waymorrwaymorr Member Posts: 29 ■□□□□□□□□□
Hi I just started a new job a while ago and discoverd that none of the switches had their running config's saved. There are about 20 switches and I have managed to telnet and copy the running config's of about 15 of them to the TFTP server. The problem I am having is that on the remaining switches I am getting the following message:

error code 2 Access denied.

Now I can ping the TFTP server from the switches and I know the TFTP server is set up correct as all the other switches have worked OK!

I compared the running config of a switch that worked to one that doesn't and I can't see any difference between the two.

All the switches are 2950's and running the same IOS version

If anybody has any ideas it would be much appreciated!


  • Paul BozPaul Boz Member Posts: 2,620 ■■■■■■■■□□
    TFTP doesn't support authentication so it's more than likely an end-client issue. Have you double-checked that you have write access to the TFTP server still? are you over-writing existing files with the same filename?

    this is taken from the TFTP manpages included in Solaris Unix:
    Because there is no user-login or validation within the TFTP
    protocol, the remote site will probably have some sort of
    file-access restrictions in place. The exact methods are
    specific to each site and therefore dif ficult to document here.
    CCNA Security | GSEC |GCFW | GCIH | GCIA
    [email protected]
  • APAAPA Member Posts: 959
    I know with certain tftp programs you have the ability to filter out specific address ranges, maybe that's what you're experiencing?

    Are the switches that are getting the access error on a different subnet by any chance? :)

    I really need a keyboard for my ps3, this is the first message I've typed via it.....................painful is a major understatement!!!!!!!!!!! :D

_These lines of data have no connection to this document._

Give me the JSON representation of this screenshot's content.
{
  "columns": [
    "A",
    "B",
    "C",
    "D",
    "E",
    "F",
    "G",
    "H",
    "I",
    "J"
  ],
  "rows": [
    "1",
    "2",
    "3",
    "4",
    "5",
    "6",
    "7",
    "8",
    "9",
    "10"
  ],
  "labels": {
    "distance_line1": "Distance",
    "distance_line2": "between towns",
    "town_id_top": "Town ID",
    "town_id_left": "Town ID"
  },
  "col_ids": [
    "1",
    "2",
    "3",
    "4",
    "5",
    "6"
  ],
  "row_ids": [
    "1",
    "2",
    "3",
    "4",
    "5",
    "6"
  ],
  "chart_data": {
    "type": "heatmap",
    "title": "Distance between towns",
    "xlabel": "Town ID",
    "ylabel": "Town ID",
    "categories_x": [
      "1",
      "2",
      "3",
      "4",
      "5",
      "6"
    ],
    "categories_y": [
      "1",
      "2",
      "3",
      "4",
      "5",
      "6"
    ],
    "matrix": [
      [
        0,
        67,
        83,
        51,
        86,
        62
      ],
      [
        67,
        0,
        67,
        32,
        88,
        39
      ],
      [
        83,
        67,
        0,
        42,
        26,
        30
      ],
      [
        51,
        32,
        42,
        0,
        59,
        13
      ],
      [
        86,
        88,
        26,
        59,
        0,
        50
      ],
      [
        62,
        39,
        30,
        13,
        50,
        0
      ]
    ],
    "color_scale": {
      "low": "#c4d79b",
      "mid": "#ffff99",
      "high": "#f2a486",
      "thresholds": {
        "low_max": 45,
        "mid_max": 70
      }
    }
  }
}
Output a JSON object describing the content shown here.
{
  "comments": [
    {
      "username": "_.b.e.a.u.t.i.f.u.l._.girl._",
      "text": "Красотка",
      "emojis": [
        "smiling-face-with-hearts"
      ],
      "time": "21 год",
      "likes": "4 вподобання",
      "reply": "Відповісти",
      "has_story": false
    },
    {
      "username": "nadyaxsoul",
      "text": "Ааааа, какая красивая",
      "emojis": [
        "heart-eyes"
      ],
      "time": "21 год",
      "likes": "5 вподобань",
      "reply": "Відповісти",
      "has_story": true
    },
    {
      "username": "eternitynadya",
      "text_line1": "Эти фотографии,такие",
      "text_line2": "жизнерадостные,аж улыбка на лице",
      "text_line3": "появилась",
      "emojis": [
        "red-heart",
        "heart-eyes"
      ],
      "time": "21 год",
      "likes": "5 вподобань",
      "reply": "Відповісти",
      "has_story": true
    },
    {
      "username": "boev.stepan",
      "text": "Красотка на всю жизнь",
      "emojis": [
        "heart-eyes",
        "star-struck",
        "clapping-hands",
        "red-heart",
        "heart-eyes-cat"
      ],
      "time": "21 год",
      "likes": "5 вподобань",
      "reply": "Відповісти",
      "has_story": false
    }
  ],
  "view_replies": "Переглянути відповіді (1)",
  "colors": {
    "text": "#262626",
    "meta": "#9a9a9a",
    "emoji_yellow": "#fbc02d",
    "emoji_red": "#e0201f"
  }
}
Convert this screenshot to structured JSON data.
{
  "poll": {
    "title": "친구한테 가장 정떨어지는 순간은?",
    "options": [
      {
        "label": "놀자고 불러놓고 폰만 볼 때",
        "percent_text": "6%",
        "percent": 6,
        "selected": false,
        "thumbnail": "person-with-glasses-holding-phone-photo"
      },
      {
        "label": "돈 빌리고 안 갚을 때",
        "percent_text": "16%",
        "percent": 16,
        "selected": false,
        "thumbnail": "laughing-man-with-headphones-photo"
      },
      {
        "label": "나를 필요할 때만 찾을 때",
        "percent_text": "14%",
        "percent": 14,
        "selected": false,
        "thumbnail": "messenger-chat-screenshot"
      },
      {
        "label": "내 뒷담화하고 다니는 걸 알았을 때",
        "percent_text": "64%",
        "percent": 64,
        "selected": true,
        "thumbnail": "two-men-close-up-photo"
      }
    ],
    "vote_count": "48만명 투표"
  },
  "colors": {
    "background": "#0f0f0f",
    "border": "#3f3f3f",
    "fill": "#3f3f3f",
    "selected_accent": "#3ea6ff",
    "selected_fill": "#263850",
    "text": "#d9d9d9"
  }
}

    CCNA | CCNA:Security | CCNP | CCIP
  • waymorrwaymorr Member Posts: 29 ■□□□□□□□□□
    Hi thanks for the quick replies I have checked that I still have write acccess to the server and I am not trying to write over an existing file.
    Also all the switches are in the same vlan
    This has really got me stumped I know I can console into them and capture the run config but I would like to figure out why it doesn't work with these 5 switches.
  • Paul BozPaul Boz Member Posts: 2,620 ■■■■■■■■□□
    Perhaps they have permission levels established on the router and the profile you're accessing the router from disallows TFTP? It's a stretch but that's a possibility.

    Have you tried using a TFTP server (something simple like Solar Winds) on a switchport directly plugged into the switch? I know it's not your preferred final method of doing backups but it will at least tell you if you've got a local issue.
    CCNA Security | GSEC |GCFW | GCIH | GCIA
    [email protected]
  • ReardenRearden Member Posts: 222
    On some Linux systems that I've used tftp on, the file has to exist on the server before you can copy the file to it. It wouldn't create a new file if it wasn't there already. Not sure if those were weird implementations or if that's the norm.

    Also, check filesystem level permissions. Often, the tftp daemon runs as a very low privileged user.

    In short, if you're on a *nix system, do the following (usually tfpt uses /tftpboot as it's root directory. It's not quite a chroot, but close enough. The daemon often runs as root, which is why you'll have to change the permissions )
    Server ~ # cd /tftpboot
    Server tftpboot # touch <name of file you'll want>
    Server tftpboot # chmod 666 <name of file you'll want>

    tftpd has the -c option to allow file creation, and a -u option to allow running as another user.

    Those are the most obvious things I can think of from a sysadmin perspective.
    More systems have been wiped out by admins than any cracker could do in a lifetime.
Sign In or Register to comment.